WORK INSTRUCTIONS ->
Reproduce each record exactly, but exclude every picture.

━━━ TASK MATERIAL

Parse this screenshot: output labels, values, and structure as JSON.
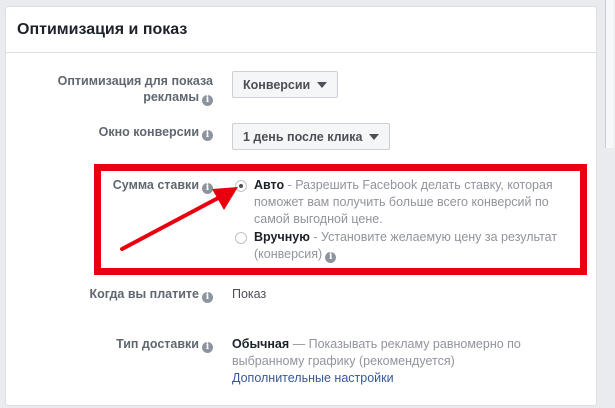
{
  "panel": {
    "title": "Оптимизация и показ"
  },
  "optimization": {
    "label_line1": "Оптимизация для показа",
    "label_line2": "рекламы",
    "dropdown_value": "Конверсии"
  },
  "conversion_window": {
    "label": "Окно конверсии",
    "dropdown_value": "1 день после клика"
  },
  "bid": {
    "label": "Сумма ставки",
    "auto": {
      "title": "Авто",
      "line1": " - Разрешить Facebook делать ставку, которая",
      "line2": "поможет вам получить больше всего конверсий по",
      "line3": "самой выгодной цене."
    },
    "manual": {
      "title": "Вручную",
      "line1": " - Установите желаемую цену за результат",
      "line2": "(конверсия)"
    }
  },
  "payment": {
    "label": "Когда вы платите",
    "value": "Показ"
  },
  "delivery": {
    "label": "Тип доставки",
    "title": "Обычная",
    "line1": " — Показывать рекламу равномерно по",
    "line2": "выбранному графику (рекомендуется)",
    "link": "Дополнительные настройки"
  },
  "icons": {
    "info": "info-icon",
    "caret": "caret-down-icon",
    "arrow": "red-arrow-annotation"
  },
  "colors": {
    "highlight": "#e8000f",
    "link": "#385898",
    "background": "#e9ebee"
  }
}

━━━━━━

COMPLETED TASK ->
Parse this screenshot: output labels, values, and structure as JSON.
{
  "panel": {
    "title": "Оптимизация и показ"
  },
  "optimization": {
    "label_line1": "Оптимизация для показа",
    "label_line2": "рекламы",
    "dropdown_value": "Конверсии"
  },
  "conversion_window": {
    "label": "Окно конверсии",
    "dropdown_value": "1 день после клика"
  },
  "bid": {
    "label": "Сумма ставки",
    "auto": {
      "title": "Авто",
      "line1": " - Разрешить Facebook делать ставку, которая",
      "line2": "поможет вам получить больше всего конверсий по",
      "line3": "самой выгодной цене."
    },
    "manual": {
      "title": "Вручную",
      "line1": " - Установите желаемую цену за результат",
      "line2": "(конверсия)"
    }
  },
  "payment": {
    "label": "Когда вы платите",
    "value": "Показ"
  },
  "delivery": {
    "label": "Тип доставки",
    "title": "Обычная",
    "line1": " — Показывать рекламу равномерно по",
    "line2": "выбранному графику (рекомендуется)",
    "link": "Дополнительные настройки"
  },
  "icons": {
    "info": "info-icon",
    "caret": "caret-down-icon",
    "arrow": "red-arrow-annotation"
  },
  "colors": {
    "highlight": "#e8000f",
    "link": "#385898",
    "background": "#e9ebee"
  }
}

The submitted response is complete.